> [Directions] Please report every line of the listing below that has the word "title" in it.

> [Data section]
_ _ _

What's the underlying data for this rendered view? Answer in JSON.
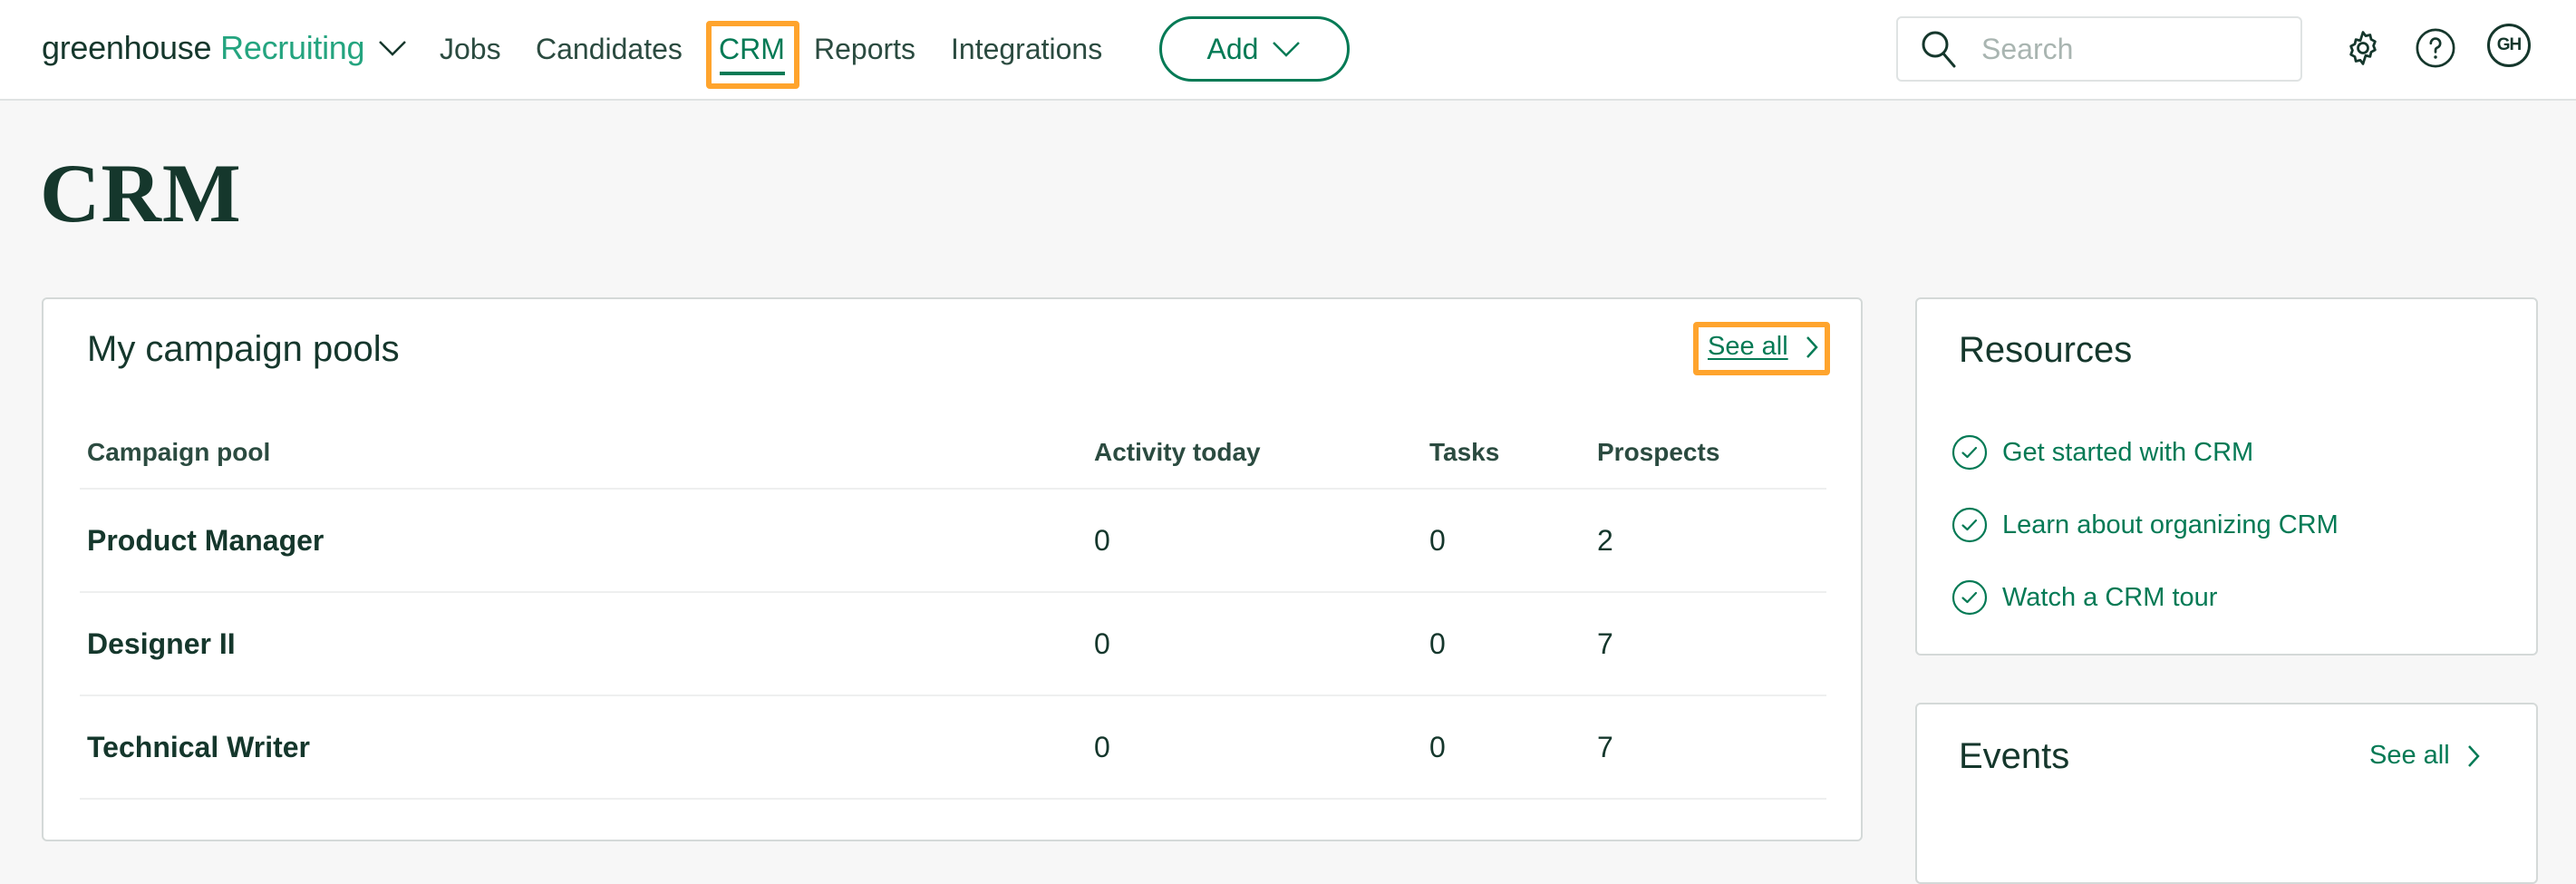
{
  "header": {
    "brand_primary": "greenhouse",
    "brand_product": "Recruiting",
    "nav": [
      {
        "label": "Jobs",
        "active": false
      },
      {
        "label": "Candidates",
        "active": false
      },
      {
        "label": "CRM",
        "active": true
      },
      {
        "label": "Reports",
        "active": false
      },
      {
        "label": "Integrations",
        "active": false
      }
    ],
    "add_label": "Add",
    "search": {
      "placeholder": "Search",
      "value": ""
    },
    "icons": [
      "search-icon",
      "gear-icon",
      "help-icon"
    ],
    "avatar_initials": "GH"
  },
  "page": {
    "title": "CRM"
  },
  "campaign_pools": {
    "title": "My campaign pools",
    "see_all": "See all",
    "columns": [
      "Campaign pool",
      "Activity today",
      "Tasks",
      "Prospects"
    ],
    "rows": [
      {
        "name": "Product Manager",
        "activity_today": "0",
        "tasks": "0",
        "prospects": "2"
      },
      {
        "name": "Designer II",
        "activity_today": "0",
        "tasks": "0",
        "prospects": "7"
      },
      {
        "name": "Technical Writer",
        "activity_today": "0",
        "tasks": "0",
        "prospects": "7"
      }
    ]
  },
  "resources": {
    "title": "Resources",
    "items": [
      {
        "label": "Get started with CRM",
        "icon": "check-circle-icon"
      },
      {
        "label": "Learn about organizing CRM",
        "icon": "check-circle-icon"
      },
      {
        "label": "Watch a CRM tour",
        "icon": "check-circle-icon"
      }
    ]
  },
  "events": {
    "title": "Events",
    "see_all": "See all"
  },
  "colors": {
    "brand_green": "#047a55",
    "brand_light_green": "#24a47f",
    "text_dark": "#15372c",
    "highlight": "#ffa42d",
    "page_bg": "#f7f7f7"
  }
}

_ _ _

> [Response area]
    "title": "CRM"
    "title": "My campaign pools",
    "title": "Resources",
    "title": "Events",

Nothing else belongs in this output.